▶ **Task details**
Every line of the material needs an exact copy, apart from the images.

▶ **Supplied data**
***

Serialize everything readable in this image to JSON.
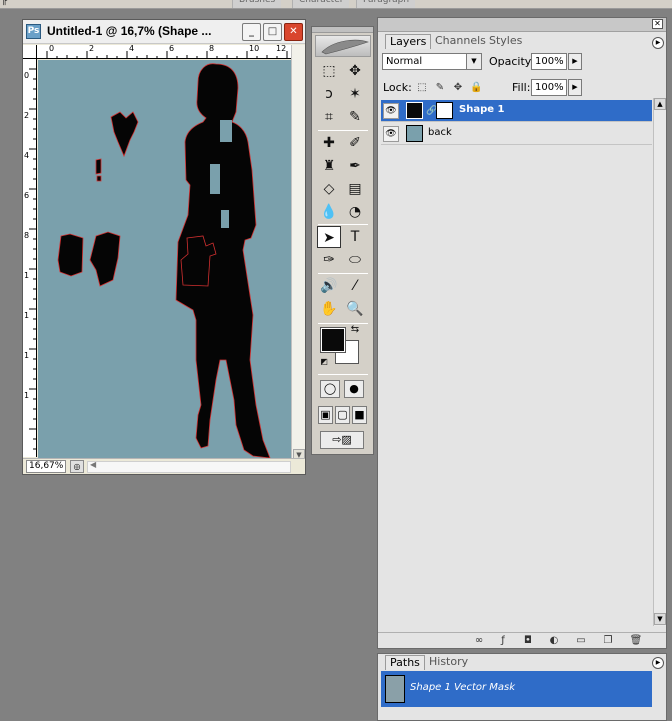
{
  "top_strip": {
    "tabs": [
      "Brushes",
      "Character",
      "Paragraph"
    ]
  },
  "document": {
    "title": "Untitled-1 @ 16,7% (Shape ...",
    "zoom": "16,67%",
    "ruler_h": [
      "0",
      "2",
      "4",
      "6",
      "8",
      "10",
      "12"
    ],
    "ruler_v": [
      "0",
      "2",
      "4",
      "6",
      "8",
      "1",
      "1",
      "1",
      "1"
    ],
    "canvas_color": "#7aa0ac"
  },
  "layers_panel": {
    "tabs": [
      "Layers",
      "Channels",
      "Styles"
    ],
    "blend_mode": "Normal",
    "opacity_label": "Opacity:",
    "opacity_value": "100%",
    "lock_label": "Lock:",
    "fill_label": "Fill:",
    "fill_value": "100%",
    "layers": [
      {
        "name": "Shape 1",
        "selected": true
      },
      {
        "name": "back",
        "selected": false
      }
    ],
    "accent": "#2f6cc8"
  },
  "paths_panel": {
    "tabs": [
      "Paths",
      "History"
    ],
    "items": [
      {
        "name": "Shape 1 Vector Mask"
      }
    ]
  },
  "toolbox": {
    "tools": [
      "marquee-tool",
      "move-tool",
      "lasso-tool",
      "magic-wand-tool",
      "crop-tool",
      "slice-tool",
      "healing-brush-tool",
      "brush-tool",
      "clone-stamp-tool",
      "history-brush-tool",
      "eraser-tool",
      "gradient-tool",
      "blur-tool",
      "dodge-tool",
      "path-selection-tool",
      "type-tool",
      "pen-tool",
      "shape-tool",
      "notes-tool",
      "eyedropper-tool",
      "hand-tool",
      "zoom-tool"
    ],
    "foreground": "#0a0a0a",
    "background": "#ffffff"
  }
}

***

▶ **Result of the exercise**
Serialize everything readable in this image to JSON.
{
  "top_strip": {
    "tabs": [
      "Brushes",
      "Character",
      "Paragraph"
    ]
  },
  "document": {
    "title": "Untitled-1 @ 16,7% (Shape ...",
    "zoom": "16,67%",
    "ruler_h": [
      "0",
      "2",
      "4",
      "6",
      "8",
      "10",
      "12"
    ],
    "ruler_v": [
      "0",
      "2",
      "4",
      "6",
      "8",
      "1",
      "1",
      "1",
      "1"
    ],
    "canvas_color": "#7aa0ac"
  },
  "layers_panel": {
    "tabs": [
      "Layers",
      "Channels",
      "Styles"
    ],
    "blend_mode": "Normal",
    "opacity_label": "Opacity:",
    "opacity_value": "100%",
    "lock_label": "Lock:",
    "fill_label": "Fill:",
    "fill_value": "100%",
    "layers": [
      {
        "name": "Shape 1",
        "selected": true
      },
      {
        "name": "back",
        "selected": false
      }
    ],
    "accent": "#2f6cc8"
  },
  "paths_panel": {
    "tabs": [
      "Paths",
      "History"
    ],
    "items": [
      {
        "name": "Shape 1 Vector Mask"
      }
    ]
  },
  "toolbox": {
    "tools": [
      "marquee-tool",
      "move-tool",
      "lasso-tool",
      "magic-wand-tool",
      "crop-tool",
      "slice-tool",
      "healing-brush-tool",
      "brush-tool",
      "clone-stamp-tool",
      "history-brush-tool",
      "eraser-tool",
      "gradient-tool",
      "blur-tool",
      "dodge-tool",
      "path-selection-tool",
      "type-tool",
      "pen-tool",
      "shape-tool",
      "notes-tool",
      "eyedropper-tool",
      "hand-tool",
      "zoom-tool"
    ],
    "foreground": "#0a0a0a",
    "background": "#ffffff"
  }
}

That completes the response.